Todd said...

looks good to me. I think that it will be good for folks with heavier bikes that are hard to shoulder. I don't have much occasion to go onto JFK from the path, but I will have to give it a test drive next time I am riding by really heavy rain bike beater.

Andy B from Jersey said...

I know those in charge of this project meant well but I really don't find these stair ramps all that useful, along with many others that I've seen in the US.

First, the rise of conventional stairs, like these here, are much too steep to push a bike up or down while being able to maintain control. In Europe where such accommodations are commonplace, the rise of the stairs is purposely not as steep and the ramps are actually an integral part of the stair design. Then again, the need to retrofit bicycle stair ramps are rare since most stairs that may need to accommodate bicycles are designed from the beginning with a bicycle stair ramp (Wow! What a concept!).

Second. The ramp only accommodates lefties going up and righties going down. I don't know about you but being right-handed I always push my bike with it on my right side and do not feel comfortable pushing it on my left particularly when heavily loaded. A simple remedy would be to put a ramp on both sides but then there probably isn't enough room for pedestrians.

Still, all-in-all, I guess it's the thought that counts but I won't be using these ramps when I'm in town.

Jon said...

I like it. I've used the trough on the Ben Franklin, which was probably put in as an afterthought, and it was helpful. Especially when other people are on the stairs when shouldering can cause awkward conflicts.

Peter said...
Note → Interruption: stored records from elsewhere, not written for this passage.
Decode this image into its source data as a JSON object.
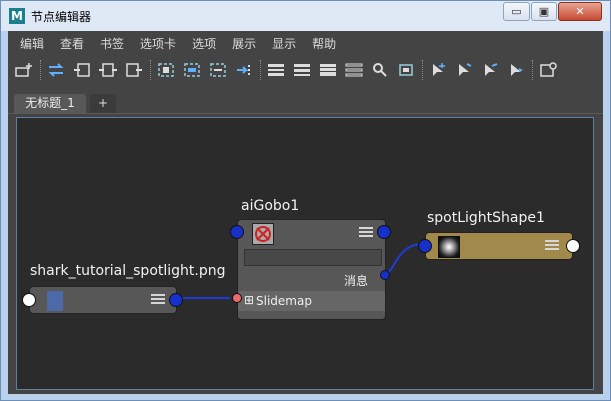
{
  "window": {
    "title": "节点编辑器",
    "logo": "M",
    "minimize_glyph": "▭",
    "restore_glyph": "▣",
    "close_glyph": "✕"
  },
  "menubar": {
    "items": [
      "编辑",
      "查看",
      "书签",
      "选项卡",
      "选项",
      "展示",
      "显示",
      "帮助"
    ]
  },
  "toolbar": {
    "icons": [
      "add-node-icon",
      "swap-arrows-icon",
      "input-connections-icon",
      "input-output-connections-icon",
      "output-connections-icon",
      "frame-all-icon",
      "frame-selected-icon",
      "layout-icon",
      "pin-icon",
      "simple-mode-icon",
      "connected-mode-icon",
      "full-mode-icon",
      "custom-mode-icon",
      "search-icon",
      "snapshot-icon",
      "pin-tab-icon",
      "bookmark-icon",
      "edit-bookmark-icon",
      "next-bookmark-icon",
      "settings-icon"
    ]
  },
  "tabs": {
    "active": "无标题_1",
    "add": "+"
  },
  "colors": {
    "graph_bg": "#2b2b2b",
    "node_bg": "#575757",
    "light_node_bg": "#a0894a",
    "port_blue": "#1630c8",
    "wire": "#1e3bd9",
    "selection_frame": "#5e7fa0"
  },
  "nodes": {
    "file_node": {
      "label": "shark_tutorial_spotlight.png"
    },
    "gobo_node": {
      "label": "aiGobo1",
      "message_label": "消息",
      "slidemap_label": "Slidemap",
      "expand_glyph": "⊞"
    },
    "light_node": {
      "label": "spotLightShape1"
    }
  }
}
Much better than the bicycle ramp on the BF Bridge steps as the trough will hold the bike in position and all you have to do is brake or push depending on the direction.

Way too steep for pushing a heavily loaded bike up, and not enough room for panniers on one side. However, if my bike was loaded like that, I'd get off the trail before this point - there still are street level exits, no?